PROBLEM DETAILS: All lines of the entries with "heading" in them must be listed.
+---+
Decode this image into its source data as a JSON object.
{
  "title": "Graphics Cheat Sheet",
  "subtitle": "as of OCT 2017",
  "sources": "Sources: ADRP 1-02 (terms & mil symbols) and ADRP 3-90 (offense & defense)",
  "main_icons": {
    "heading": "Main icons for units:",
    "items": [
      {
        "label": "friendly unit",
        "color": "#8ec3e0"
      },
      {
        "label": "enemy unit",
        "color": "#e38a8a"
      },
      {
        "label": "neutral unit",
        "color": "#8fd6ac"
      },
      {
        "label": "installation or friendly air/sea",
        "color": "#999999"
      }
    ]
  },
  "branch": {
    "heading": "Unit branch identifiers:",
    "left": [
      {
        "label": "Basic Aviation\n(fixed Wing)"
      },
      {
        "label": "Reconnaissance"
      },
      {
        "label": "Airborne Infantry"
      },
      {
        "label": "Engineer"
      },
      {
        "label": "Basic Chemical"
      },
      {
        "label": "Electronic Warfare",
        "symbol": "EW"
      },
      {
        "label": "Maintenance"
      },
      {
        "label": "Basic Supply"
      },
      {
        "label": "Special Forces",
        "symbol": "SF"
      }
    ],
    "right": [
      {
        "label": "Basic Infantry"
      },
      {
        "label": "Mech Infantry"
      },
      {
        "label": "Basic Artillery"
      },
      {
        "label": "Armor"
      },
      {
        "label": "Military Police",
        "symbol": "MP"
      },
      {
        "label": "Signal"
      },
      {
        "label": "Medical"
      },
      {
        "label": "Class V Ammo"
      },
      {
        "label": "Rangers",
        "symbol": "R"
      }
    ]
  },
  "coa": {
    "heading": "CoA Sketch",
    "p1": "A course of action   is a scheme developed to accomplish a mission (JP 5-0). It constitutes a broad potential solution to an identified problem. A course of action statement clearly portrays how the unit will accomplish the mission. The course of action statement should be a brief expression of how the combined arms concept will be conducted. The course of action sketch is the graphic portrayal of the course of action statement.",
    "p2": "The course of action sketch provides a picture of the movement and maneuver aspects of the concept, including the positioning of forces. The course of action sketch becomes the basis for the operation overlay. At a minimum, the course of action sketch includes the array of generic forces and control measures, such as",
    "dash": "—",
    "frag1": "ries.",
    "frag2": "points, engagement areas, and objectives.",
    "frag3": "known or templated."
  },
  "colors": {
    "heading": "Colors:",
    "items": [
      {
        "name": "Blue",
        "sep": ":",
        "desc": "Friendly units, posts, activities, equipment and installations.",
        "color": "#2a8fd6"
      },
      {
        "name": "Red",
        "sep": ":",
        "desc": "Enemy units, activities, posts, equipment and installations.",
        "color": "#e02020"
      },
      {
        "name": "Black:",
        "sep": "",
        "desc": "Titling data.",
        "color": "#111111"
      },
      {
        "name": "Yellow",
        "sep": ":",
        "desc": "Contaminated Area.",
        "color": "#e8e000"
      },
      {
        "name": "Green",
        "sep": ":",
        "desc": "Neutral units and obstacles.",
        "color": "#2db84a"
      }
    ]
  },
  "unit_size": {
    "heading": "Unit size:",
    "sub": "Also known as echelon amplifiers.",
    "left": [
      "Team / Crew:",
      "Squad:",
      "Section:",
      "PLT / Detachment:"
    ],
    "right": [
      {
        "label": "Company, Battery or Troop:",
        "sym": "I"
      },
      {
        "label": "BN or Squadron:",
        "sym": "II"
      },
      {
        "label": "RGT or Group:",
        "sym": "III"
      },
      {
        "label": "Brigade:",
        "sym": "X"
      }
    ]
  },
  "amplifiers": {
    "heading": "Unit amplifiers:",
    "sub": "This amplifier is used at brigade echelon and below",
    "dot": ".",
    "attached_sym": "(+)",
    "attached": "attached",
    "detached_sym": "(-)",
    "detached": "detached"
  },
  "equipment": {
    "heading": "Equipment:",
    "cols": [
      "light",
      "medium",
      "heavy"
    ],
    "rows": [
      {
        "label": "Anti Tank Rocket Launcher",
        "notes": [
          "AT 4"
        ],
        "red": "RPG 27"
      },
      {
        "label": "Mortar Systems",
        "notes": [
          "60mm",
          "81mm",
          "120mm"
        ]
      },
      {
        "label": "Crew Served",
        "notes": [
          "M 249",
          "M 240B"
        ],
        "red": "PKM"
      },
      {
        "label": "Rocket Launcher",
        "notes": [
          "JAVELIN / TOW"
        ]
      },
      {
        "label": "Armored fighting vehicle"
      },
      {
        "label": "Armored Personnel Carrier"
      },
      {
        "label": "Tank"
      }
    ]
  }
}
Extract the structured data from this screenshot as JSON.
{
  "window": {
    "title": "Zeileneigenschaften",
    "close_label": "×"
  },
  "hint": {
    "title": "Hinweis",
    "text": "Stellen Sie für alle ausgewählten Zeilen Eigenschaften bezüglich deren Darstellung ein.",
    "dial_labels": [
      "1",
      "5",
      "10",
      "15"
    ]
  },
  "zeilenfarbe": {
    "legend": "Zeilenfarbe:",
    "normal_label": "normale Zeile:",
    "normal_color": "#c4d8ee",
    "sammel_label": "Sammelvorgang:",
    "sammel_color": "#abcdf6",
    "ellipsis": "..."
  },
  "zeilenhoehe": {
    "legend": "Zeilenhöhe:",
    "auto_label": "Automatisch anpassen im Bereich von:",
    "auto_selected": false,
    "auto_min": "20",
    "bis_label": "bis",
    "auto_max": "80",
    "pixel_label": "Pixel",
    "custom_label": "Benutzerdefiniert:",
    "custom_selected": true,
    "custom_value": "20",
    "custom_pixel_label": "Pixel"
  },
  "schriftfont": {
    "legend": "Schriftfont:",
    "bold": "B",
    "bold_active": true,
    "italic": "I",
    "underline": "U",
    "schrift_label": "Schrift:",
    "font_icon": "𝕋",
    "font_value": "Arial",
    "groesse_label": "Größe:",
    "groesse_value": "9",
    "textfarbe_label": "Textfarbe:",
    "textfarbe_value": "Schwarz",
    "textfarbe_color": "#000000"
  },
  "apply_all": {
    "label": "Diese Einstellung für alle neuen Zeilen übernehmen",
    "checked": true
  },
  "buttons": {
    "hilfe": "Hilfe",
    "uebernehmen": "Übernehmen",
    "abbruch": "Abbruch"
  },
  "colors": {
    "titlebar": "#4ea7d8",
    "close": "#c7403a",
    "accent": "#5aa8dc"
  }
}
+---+
EXERCISE SOLUTION:
    "heading": "Main icons for units:",
    "heading": "Unit branch identifiers:",
    "heading": "CoA Sketch",
    "heading": "Colors:",
    "heading": "Unit size:",
    "heading": "Unit amplifiers:",
    "heading": "Equipment:",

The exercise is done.